** MATERIAL TO PROCESS **
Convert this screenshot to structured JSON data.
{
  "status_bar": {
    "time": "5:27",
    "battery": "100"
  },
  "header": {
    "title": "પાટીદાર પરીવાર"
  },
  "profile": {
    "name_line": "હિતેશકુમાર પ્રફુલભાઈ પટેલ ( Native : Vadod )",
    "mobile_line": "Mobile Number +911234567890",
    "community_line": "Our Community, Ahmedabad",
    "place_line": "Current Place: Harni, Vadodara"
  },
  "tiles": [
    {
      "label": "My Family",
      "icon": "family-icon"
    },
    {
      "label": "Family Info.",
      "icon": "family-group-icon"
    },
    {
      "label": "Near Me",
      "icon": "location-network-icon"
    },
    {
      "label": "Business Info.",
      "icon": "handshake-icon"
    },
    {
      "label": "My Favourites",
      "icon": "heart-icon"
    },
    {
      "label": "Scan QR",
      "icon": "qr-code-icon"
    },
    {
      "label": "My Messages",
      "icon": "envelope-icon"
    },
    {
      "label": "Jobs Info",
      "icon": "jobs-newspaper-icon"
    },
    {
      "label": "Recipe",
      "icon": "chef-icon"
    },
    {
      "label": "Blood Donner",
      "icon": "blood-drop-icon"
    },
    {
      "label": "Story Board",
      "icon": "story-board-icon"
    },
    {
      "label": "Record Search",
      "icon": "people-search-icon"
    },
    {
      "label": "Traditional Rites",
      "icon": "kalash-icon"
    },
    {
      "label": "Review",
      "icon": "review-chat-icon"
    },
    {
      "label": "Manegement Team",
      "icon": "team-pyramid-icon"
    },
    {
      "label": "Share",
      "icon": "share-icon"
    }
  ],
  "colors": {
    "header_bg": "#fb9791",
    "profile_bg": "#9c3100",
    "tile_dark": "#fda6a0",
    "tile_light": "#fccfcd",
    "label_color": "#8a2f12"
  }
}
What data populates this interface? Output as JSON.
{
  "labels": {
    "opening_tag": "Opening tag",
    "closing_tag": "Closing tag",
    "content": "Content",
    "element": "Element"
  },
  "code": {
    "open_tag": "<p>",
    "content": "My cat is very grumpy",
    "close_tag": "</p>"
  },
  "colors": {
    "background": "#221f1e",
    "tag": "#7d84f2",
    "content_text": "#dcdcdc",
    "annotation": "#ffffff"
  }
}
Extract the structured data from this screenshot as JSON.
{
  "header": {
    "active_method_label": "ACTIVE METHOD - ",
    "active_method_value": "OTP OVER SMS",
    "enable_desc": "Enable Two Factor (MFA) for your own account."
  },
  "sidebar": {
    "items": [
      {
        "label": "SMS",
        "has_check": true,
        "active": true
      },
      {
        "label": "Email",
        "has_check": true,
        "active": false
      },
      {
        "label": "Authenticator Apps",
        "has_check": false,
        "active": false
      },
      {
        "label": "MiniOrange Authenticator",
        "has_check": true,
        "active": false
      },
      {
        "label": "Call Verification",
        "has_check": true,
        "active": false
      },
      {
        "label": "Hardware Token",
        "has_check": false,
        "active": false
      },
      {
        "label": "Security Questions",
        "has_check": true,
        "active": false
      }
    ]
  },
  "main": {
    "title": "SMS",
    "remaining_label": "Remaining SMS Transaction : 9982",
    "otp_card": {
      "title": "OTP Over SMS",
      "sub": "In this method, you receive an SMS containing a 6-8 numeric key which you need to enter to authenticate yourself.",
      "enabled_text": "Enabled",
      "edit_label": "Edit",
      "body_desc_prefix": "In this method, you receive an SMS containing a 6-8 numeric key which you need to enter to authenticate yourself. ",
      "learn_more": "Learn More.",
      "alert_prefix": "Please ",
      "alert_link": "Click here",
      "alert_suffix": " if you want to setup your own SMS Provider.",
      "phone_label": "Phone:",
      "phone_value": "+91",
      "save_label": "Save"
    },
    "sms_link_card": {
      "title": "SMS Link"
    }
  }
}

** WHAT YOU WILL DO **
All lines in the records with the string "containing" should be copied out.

** ANSWER TO THE PROBLEM **
      "sub": "In this method, you receive an SMS containing a 6-8 numeric key which you need to enter to authenticate yourself.",
      "body_desc_prefix": "In this method, you receive an SMS containing a 6-8 numeric key which you need to enter to authenticate yourself. ",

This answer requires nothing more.